> **What is expected**: What lines of the data below hold "power"? Show them.

━━━ Data section

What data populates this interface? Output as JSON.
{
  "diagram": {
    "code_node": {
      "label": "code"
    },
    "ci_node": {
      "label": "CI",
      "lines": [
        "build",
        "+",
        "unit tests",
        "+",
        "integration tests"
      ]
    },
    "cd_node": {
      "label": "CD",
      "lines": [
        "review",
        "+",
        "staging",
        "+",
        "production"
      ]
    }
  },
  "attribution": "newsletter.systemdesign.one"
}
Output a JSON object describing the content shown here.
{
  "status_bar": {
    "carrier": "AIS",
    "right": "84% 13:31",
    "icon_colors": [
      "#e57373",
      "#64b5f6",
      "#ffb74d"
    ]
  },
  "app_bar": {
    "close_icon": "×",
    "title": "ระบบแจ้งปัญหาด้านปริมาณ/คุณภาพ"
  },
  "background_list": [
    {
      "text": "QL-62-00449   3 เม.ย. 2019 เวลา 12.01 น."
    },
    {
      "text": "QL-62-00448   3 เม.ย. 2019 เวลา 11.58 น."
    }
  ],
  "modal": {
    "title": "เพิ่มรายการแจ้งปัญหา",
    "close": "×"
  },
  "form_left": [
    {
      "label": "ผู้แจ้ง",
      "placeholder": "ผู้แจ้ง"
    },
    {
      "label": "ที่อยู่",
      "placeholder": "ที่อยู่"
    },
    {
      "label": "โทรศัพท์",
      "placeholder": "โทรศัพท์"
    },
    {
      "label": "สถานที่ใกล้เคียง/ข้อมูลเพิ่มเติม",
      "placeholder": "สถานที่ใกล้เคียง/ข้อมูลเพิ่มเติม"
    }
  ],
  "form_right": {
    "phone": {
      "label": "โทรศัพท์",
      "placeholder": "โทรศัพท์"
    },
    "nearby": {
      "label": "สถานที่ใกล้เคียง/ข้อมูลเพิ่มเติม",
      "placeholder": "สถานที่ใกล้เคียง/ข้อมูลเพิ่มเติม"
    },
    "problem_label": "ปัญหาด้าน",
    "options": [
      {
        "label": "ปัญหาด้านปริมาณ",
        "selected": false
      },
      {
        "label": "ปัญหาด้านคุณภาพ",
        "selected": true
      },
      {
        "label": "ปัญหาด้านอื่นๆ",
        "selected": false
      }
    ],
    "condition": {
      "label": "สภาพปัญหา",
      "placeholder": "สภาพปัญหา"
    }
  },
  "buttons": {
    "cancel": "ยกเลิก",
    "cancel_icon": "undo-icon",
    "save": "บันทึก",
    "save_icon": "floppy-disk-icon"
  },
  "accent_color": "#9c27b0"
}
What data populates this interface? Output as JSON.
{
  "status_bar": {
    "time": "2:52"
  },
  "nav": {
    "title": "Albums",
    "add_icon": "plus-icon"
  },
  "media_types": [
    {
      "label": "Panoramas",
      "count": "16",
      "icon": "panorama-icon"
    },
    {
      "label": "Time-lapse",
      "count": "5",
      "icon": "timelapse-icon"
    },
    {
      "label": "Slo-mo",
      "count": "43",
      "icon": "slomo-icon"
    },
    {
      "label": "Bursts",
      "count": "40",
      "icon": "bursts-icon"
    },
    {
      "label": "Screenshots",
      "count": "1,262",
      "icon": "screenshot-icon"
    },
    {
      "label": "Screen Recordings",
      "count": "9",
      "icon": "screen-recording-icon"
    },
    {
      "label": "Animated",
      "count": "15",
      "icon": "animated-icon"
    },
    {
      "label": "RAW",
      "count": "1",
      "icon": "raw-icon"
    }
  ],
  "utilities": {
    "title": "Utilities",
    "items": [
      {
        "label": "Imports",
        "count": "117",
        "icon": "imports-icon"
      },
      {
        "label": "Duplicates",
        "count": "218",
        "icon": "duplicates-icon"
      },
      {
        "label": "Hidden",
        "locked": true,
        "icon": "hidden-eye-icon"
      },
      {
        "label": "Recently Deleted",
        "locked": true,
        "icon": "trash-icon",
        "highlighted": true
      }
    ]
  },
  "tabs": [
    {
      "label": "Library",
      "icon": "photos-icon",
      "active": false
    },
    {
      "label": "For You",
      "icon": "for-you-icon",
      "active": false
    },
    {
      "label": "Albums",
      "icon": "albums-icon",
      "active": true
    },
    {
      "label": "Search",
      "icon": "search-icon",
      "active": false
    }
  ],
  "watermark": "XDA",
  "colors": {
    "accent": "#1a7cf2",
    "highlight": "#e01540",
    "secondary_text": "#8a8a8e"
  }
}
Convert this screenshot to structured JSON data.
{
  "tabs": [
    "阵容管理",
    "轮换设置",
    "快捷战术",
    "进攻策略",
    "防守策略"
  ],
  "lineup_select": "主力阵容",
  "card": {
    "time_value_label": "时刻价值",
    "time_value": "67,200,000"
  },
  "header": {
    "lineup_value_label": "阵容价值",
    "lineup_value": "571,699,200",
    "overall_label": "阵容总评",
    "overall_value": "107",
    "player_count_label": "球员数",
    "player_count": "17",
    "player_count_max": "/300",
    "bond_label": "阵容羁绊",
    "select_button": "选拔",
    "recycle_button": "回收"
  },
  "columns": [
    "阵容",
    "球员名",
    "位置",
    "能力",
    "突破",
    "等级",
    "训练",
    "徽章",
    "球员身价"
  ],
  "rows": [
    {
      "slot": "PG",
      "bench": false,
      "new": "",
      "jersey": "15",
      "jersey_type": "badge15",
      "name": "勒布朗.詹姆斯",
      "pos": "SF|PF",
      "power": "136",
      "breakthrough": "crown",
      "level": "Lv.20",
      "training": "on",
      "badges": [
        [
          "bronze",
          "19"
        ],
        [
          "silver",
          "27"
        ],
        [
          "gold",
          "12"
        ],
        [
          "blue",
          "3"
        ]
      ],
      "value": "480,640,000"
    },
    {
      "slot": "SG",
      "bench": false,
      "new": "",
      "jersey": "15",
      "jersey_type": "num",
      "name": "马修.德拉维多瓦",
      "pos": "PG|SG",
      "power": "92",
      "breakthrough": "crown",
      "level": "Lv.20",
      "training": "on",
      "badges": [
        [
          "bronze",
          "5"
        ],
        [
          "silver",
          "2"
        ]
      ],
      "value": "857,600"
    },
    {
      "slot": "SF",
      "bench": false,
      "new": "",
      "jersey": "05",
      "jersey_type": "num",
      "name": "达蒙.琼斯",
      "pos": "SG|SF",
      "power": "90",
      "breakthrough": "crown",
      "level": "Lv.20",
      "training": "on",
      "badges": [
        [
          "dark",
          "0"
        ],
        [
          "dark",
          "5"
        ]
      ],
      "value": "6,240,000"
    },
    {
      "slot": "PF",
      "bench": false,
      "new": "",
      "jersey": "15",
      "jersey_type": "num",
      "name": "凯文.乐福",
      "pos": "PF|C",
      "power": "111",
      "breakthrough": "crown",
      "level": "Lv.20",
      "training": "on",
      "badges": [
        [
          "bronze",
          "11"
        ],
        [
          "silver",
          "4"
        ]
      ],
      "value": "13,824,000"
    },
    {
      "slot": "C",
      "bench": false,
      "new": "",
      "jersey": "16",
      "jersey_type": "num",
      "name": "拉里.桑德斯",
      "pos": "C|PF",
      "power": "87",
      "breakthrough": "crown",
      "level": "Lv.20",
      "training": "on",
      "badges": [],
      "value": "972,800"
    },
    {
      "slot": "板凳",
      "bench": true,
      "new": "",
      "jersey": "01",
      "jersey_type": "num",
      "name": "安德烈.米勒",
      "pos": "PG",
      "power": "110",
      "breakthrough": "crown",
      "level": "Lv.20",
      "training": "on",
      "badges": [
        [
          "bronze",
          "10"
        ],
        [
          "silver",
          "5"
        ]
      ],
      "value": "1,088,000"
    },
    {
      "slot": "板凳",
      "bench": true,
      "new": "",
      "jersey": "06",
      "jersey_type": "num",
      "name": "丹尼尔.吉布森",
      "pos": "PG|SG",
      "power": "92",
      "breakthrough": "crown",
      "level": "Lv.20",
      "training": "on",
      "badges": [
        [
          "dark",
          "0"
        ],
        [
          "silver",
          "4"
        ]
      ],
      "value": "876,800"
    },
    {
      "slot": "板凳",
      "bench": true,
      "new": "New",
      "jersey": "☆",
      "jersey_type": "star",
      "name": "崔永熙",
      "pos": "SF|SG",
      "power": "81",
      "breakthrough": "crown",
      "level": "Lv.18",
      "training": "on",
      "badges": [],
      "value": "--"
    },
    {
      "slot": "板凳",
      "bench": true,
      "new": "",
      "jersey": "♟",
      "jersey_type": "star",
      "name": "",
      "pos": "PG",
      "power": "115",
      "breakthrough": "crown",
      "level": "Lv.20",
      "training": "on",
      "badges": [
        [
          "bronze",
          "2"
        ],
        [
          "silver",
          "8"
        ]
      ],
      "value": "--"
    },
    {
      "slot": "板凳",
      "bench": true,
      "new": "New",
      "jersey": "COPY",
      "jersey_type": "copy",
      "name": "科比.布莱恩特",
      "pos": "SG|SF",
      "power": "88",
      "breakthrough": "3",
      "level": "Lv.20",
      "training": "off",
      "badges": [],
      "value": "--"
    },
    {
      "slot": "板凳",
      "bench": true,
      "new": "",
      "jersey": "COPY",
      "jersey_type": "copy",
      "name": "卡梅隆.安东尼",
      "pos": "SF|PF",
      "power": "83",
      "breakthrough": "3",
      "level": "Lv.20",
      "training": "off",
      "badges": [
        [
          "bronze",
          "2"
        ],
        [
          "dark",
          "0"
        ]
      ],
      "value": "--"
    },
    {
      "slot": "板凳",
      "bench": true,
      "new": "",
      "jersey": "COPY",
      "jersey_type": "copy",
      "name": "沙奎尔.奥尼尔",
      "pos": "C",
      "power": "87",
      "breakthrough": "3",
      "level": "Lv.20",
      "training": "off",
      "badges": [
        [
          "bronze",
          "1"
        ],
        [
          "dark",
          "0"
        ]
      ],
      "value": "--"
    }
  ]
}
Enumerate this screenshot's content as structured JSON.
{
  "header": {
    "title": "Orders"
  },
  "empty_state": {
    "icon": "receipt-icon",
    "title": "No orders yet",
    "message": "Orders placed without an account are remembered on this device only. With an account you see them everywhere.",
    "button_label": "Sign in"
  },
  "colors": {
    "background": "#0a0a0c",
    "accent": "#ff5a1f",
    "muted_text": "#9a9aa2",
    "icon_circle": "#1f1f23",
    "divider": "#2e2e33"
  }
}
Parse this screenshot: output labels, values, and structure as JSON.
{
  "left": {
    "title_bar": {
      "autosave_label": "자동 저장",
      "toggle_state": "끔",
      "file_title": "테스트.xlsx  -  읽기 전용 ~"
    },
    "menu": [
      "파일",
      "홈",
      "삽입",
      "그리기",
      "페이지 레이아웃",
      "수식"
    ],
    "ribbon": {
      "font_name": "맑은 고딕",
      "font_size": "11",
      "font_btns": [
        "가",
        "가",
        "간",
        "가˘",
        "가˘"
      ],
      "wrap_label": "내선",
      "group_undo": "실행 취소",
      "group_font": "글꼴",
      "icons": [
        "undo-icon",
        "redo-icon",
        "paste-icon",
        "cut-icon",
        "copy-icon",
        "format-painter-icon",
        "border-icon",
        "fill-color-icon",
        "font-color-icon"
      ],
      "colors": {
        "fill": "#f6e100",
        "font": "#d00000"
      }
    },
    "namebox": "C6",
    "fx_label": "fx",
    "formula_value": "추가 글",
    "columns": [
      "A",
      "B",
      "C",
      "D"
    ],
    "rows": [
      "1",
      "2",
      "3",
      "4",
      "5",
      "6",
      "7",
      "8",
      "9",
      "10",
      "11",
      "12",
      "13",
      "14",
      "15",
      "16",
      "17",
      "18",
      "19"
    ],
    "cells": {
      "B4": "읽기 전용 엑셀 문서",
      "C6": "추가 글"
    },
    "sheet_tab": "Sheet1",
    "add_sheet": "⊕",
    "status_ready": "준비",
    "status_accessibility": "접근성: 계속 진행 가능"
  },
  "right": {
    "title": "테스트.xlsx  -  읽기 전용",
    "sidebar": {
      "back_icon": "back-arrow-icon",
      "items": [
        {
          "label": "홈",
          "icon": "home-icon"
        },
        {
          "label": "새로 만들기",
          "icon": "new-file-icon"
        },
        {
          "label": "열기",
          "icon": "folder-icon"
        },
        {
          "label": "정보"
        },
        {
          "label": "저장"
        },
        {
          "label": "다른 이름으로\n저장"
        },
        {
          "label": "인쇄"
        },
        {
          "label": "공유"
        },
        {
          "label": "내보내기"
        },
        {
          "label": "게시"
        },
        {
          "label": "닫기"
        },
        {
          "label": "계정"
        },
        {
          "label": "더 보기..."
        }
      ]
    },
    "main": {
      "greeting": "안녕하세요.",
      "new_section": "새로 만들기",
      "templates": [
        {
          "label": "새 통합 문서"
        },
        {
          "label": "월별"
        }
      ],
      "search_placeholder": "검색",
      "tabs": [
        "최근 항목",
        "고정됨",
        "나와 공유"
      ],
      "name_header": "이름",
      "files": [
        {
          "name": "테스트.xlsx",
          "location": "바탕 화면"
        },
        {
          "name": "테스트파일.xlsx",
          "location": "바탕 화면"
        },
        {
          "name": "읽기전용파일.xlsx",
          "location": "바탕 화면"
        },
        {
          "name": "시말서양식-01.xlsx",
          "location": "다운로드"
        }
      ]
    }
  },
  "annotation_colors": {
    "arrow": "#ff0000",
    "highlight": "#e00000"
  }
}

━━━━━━

> **Written answer**:
      "power": "136",
      "power": "92",
      "power": "90",
      "power": "111",
      "power": "87",
      "power": "110",
      "power": "92",
      "power": "81",
      "power": "115",
      "power": "88",
      "power": "83",
      "power": "87",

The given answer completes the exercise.